The Monroe Chair
Marilyn Monroe's white pleated dress in Billy Wilder's 'Seven year itch' 1955.
UNIQUE PROPERTIES / PROJECT DESCRIPTION:
Striking elegance, simplicity in idea, comfortable, designed with sustainability in mind. The Monroe Chair is an attempt to drastically simplify the manufacturing process involved in making an armchair. It exploits the potential of CNC technologies to repeatedly cut out a flat element from MDF, these elements are then splayed around a central axis to shape a complexly curved armchair. The back leg gradually morphs into the backrest and the armrest into the front leg, creating a distinct aesthetic entirely defined by the simplicity of the manufacturing process.
OPERATION / FLOW / INTERACTION:
PROJECT DURATION AND LOCATION:
The project started in february 2011 Pewsey, Wiltshire, UK and finished in time for an Exhibition at the Candid Art Galleries in Isllington, London. October 2011.
FITS BEST INTO CATEGORY:
Furniture, Decorative Items and Homeware Design
PRODUCTION / REALIZATION TECHNOLOGY:
CNC router, 9mm MDF.
All components being identical, they can be economically laid out on a sheet of 8by4 MDF producing minimal waste.

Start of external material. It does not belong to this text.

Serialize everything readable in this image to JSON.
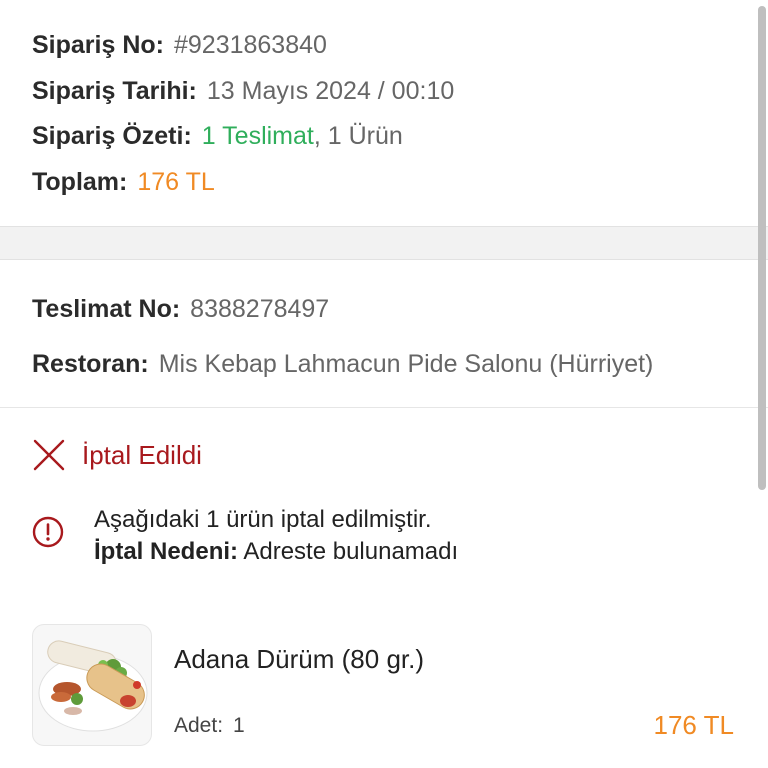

After being cut out each component is fed onto a metal pole that runs through the width of the chair, then splayed and fixed in place in order to achieve the desired aesthetic and comfort. Then the whole chair is primed and lacquered.
SPECIFICATIONS / TECHNICAL PROPERTIES:
80cm x 100cm x 75cm
Marilyn Monroe, Alexander White, Same component
Marilyn was always in the back of my mind when designing this chair but my main aim was to produce a chair made from one component.
I started with a fairly simple idea that I sketched and play around with it in my sketchbook until I was convinced that it's is worth developing. I then took the basic drawn shape to the computer and started producing more refined shapes for the main component. Several models then followed perfecting the aesthetics and apparent comfort of the chair. It's only once a full size prototype was made that I could fully understand the boundaries and balances between it’s style and comfort and therefore decide on final detailing.
Trying to get the correct shape for the main component was a challenge.
As the repeated component for this design performs many tasks; the front end of it being both the armrest and the front leg and the back end of it being the back rest and the back leg. This meant a balance between the functions of the component had to be found. Its shape had to be just right.
TEAM MEMBERS (1) :
Alexander White, 2011.